::: Available data :::

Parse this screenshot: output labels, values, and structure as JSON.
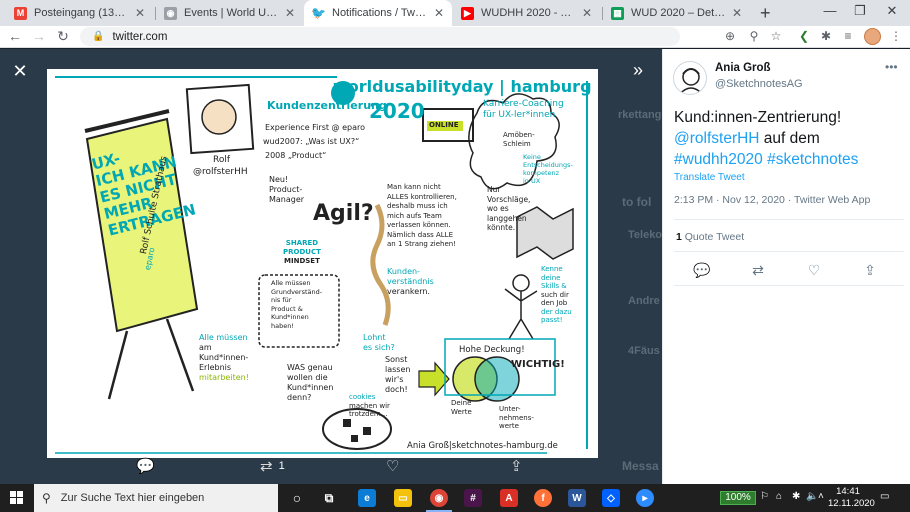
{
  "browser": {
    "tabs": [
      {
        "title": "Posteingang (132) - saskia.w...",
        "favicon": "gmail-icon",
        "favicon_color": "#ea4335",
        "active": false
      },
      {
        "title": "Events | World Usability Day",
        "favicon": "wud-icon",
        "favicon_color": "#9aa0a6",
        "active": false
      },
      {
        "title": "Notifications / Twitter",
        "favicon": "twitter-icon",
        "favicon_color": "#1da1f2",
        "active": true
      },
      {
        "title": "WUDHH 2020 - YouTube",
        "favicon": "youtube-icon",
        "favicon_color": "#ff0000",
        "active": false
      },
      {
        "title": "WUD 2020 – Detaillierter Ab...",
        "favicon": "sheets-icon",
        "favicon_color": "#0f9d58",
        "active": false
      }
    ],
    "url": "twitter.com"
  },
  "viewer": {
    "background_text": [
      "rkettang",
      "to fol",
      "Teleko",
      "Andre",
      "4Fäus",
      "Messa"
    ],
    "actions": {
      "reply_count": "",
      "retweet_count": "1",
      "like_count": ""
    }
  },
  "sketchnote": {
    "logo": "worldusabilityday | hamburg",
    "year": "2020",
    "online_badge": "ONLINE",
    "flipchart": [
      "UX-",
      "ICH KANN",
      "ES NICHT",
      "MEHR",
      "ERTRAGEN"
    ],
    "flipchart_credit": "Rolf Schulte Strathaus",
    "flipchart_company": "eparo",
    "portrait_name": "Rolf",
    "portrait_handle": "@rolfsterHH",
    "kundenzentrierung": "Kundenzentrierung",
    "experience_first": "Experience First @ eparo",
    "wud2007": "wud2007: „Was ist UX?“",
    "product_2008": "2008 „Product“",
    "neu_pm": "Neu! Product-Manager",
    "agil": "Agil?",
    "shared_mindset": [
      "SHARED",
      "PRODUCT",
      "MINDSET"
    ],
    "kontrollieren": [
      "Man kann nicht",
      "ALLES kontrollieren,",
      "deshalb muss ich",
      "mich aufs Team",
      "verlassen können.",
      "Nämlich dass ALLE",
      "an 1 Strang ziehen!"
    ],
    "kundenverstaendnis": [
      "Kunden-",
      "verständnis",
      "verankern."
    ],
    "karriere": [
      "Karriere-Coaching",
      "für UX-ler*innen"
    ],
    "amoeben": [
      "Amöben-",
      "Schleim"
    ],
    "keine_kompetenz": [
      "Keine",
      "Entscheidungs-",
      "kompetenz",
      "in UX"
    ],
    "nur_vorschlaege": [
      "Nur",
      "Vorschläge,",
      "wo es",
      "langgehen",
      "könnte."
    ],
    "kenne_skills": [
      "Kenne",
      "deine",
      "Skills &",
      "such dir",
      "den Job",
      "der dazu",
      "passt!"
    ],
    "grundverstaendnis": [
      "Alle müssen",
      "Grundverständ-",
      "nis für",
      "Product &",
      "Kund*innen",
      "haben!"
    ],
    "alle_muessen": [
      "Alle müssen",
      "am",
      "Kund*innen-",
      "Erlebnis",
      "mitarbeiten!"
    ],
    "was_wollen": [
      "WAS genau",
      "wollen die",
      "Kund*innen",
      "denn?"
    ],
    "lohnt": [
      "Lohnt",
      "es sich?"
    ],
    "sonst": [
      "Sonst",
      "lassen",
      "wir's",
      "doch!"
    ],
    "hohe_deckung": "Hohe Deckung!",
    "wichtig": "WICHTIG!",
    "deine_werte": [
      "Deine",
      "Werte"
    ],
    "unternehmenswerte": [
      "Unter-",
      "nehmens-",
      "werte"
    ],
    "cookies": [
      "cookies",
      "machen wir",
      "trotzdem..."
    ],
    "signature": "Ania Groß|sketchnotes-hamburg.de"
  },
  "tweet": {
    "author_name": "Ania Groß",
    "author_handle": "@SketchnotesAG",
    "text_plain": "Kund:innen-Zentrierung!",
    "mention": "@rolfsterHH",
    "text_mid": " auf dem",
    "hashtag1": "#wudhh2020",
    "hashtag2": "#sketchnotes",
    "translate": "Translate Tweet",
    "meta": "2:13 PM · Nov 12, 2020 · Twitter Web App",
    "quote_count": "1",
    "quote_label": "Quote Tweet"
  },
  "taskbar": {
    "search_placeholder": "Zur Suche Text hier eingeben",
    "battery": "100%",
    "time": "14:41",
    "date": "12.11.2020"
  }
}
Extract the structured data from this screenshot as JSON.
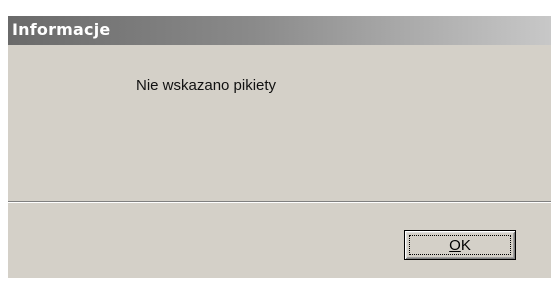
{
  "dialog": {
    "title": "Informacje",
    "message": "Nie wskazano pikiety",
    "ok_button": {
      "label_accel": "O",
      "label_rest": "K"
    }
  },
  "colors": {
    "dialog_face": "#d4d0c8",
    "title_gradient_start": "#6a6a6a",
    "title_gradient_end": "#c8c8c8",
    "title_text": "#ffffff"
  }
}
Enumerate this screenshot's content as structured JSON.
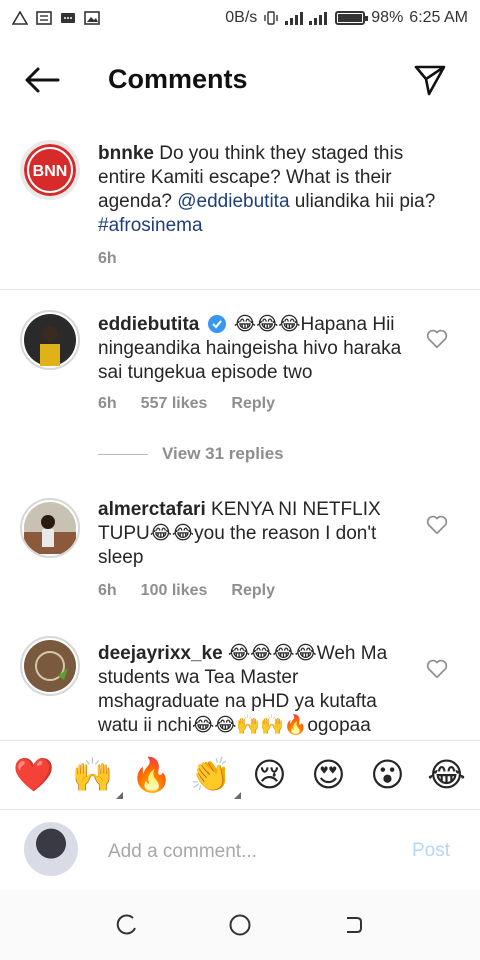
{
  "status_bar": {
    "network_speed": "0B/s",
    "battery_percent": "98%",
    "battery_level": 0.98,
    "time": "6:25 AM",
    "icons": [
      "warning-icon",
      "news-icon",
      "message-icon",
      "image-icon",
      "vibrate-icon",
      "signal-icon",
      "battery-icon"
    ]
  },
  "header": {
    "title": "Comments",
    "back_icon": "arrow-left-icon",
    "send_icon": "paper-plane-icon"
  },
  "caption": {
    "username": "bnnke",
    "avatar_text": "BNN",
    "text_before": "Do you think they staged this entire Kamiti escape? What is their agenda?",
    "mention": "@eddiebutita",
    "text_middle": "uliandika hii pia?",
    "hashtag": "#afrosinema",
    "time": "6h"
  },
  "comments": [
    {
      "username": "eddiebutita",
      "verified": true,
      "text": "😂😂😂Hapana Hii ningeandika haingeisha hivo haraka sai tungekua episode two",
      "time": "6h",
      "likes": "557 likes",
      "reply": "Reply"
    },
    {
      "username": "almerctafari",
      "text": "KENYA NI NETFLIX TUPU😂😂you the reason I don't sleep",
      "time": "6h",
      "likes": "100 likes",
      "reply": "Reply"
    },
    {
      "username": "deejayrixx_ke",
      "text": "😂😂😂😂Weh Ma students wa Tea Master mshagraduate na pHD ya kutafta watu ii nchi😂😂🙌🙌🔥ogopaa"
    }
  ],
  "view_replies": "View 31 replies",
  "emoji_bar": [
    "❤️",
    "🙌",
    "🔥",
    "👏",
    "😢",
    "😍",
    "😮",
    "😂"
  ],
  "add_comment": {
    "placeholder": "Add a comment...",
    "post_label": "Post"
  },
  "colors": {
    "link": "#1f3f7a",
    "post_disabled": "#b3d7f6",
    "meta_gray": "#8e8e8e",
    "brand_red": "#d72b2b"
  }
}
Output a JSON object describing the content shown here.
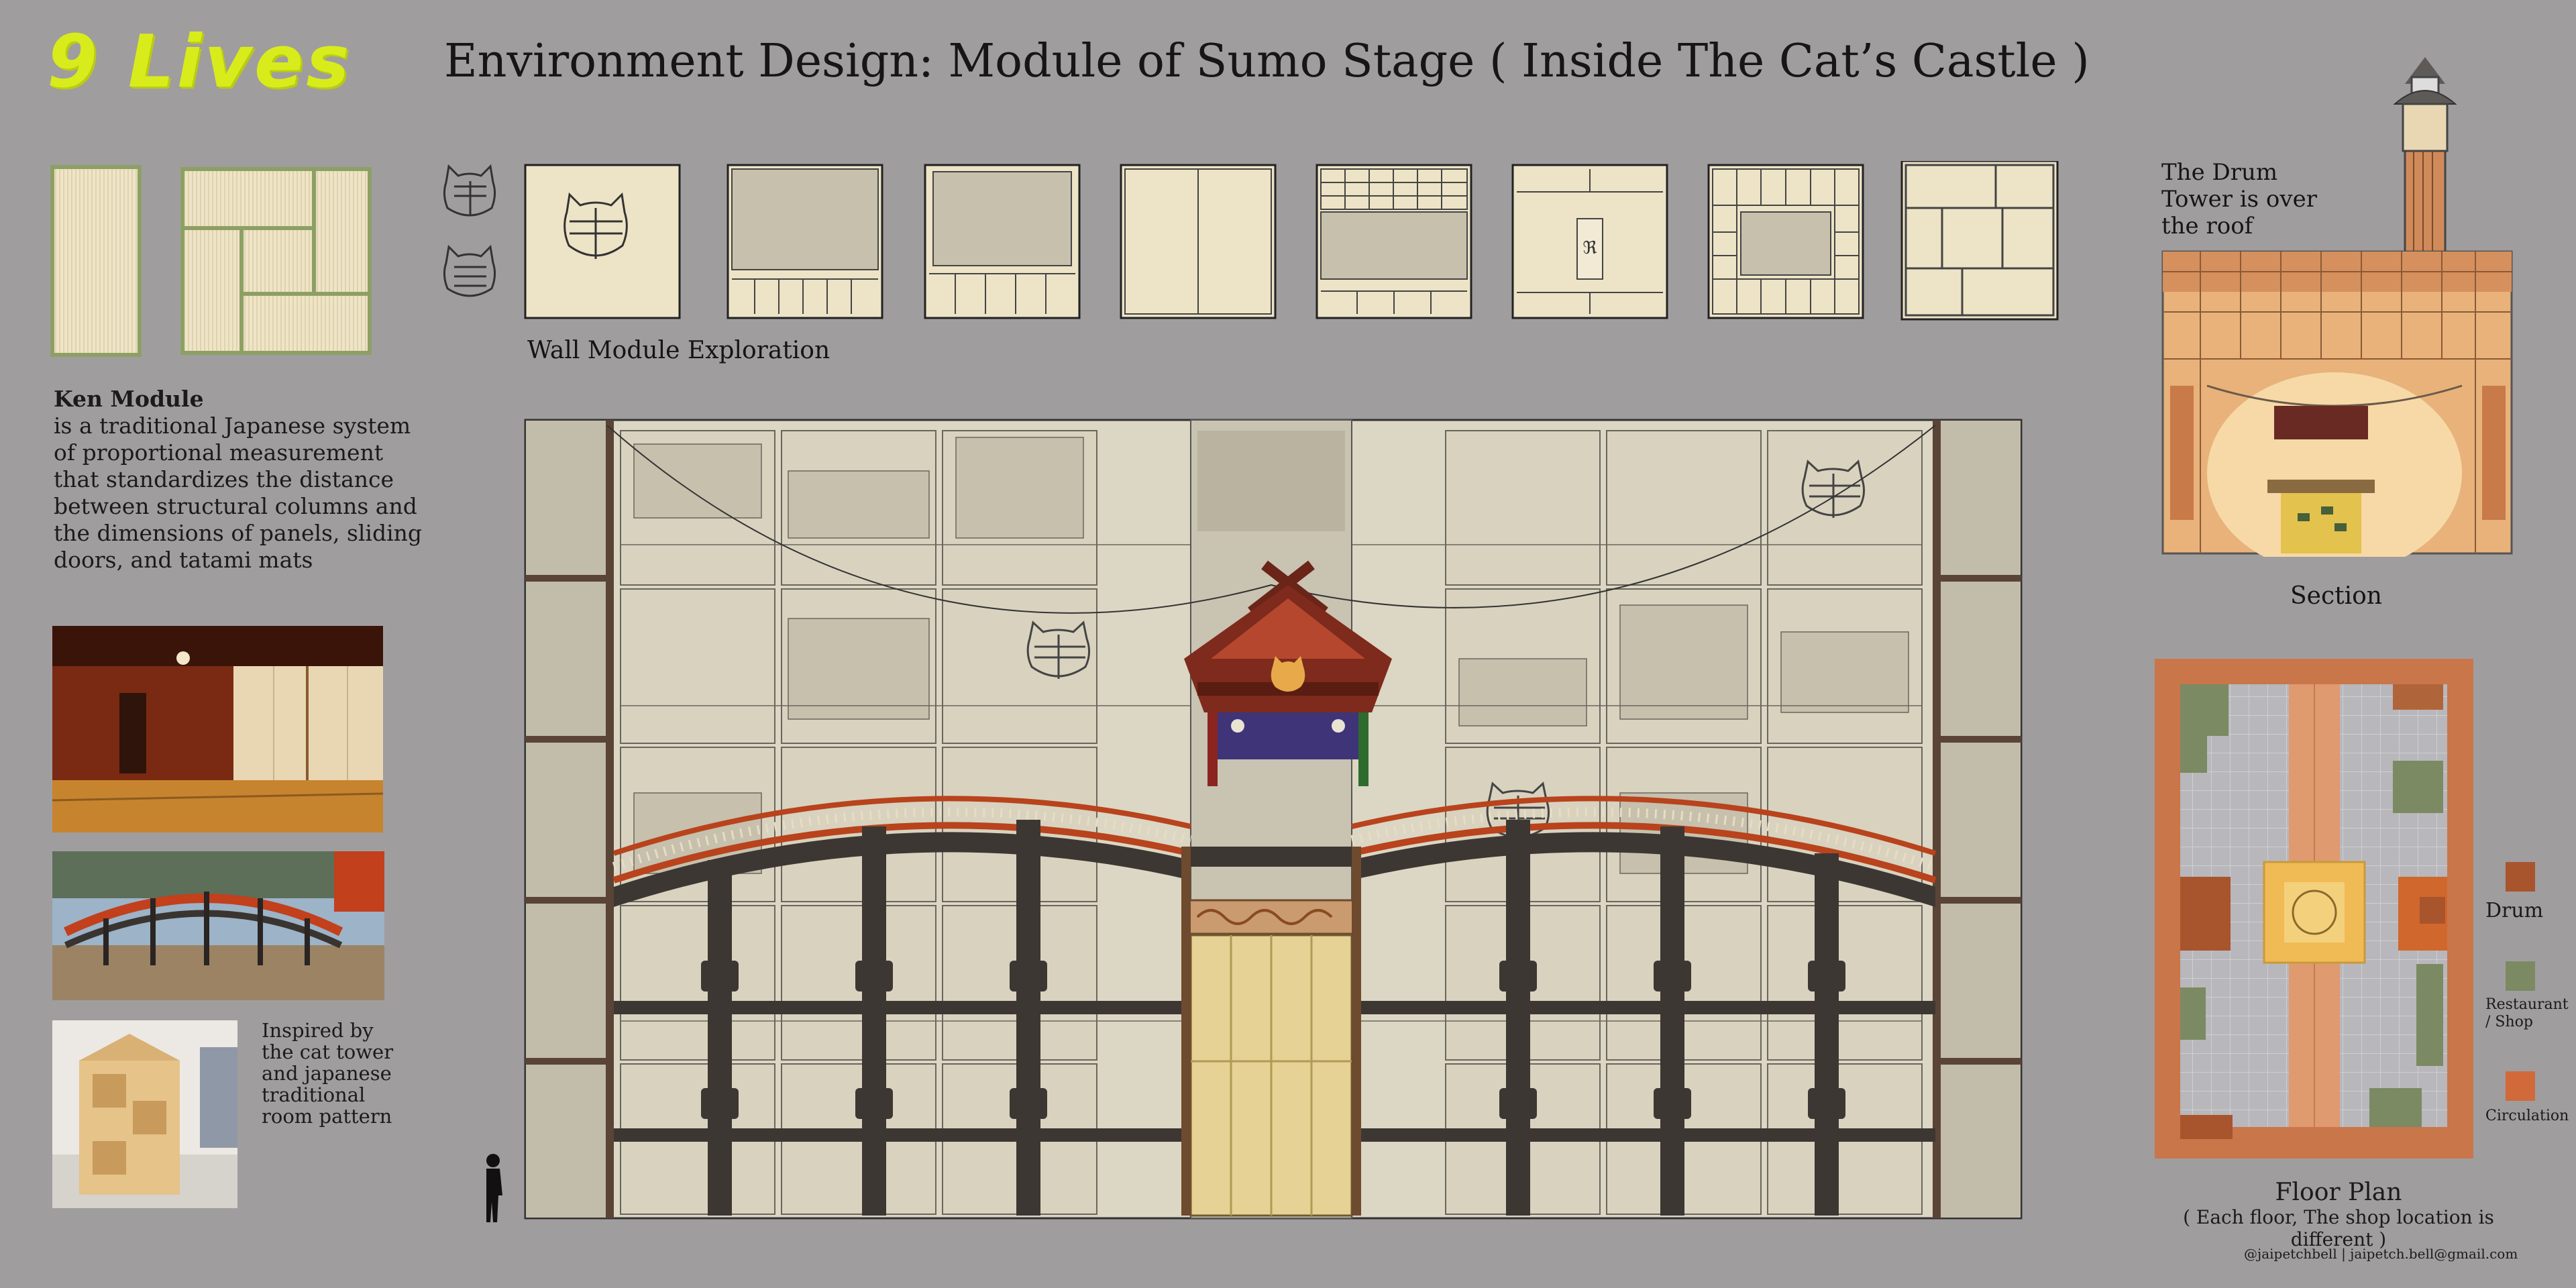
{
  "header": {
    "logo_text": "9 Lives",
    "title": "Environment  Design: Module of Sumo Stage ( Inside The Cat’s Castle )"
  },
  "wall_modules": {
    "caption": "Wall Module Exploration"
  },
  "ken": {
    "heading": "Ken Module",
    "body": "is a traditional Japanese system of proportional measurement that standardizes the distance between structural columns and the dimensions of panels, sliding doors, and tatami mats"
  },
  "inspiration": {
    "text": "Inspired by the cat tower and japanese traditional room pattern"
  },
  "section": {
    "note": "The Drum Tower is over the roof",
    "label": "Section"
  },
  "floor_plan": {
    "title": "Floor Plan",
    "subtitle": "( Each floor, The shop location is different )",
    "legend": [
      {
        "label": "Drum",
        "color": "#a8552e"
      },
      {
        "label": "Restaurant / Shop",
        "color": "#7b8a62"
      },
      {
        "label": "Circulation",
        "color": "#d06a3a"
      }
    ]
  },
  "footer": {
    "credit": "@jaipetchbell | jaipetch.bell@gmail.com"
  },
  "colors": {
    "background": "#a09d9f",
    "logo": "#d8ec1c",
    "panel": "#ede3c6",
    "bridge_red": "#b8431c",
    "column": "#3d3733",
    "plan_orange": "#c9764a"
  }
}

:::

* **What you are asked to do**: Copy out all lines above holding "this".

* **Written solution**:
Parse this screenshot: output labels, values, and structure as JSON.
Extract the structured data from this screenshot as JSON.
Enumerate this screenshot's content as structured JSON.
    "text_before": "Do you think they staged this entire Kamiti escape? What is their agenda?",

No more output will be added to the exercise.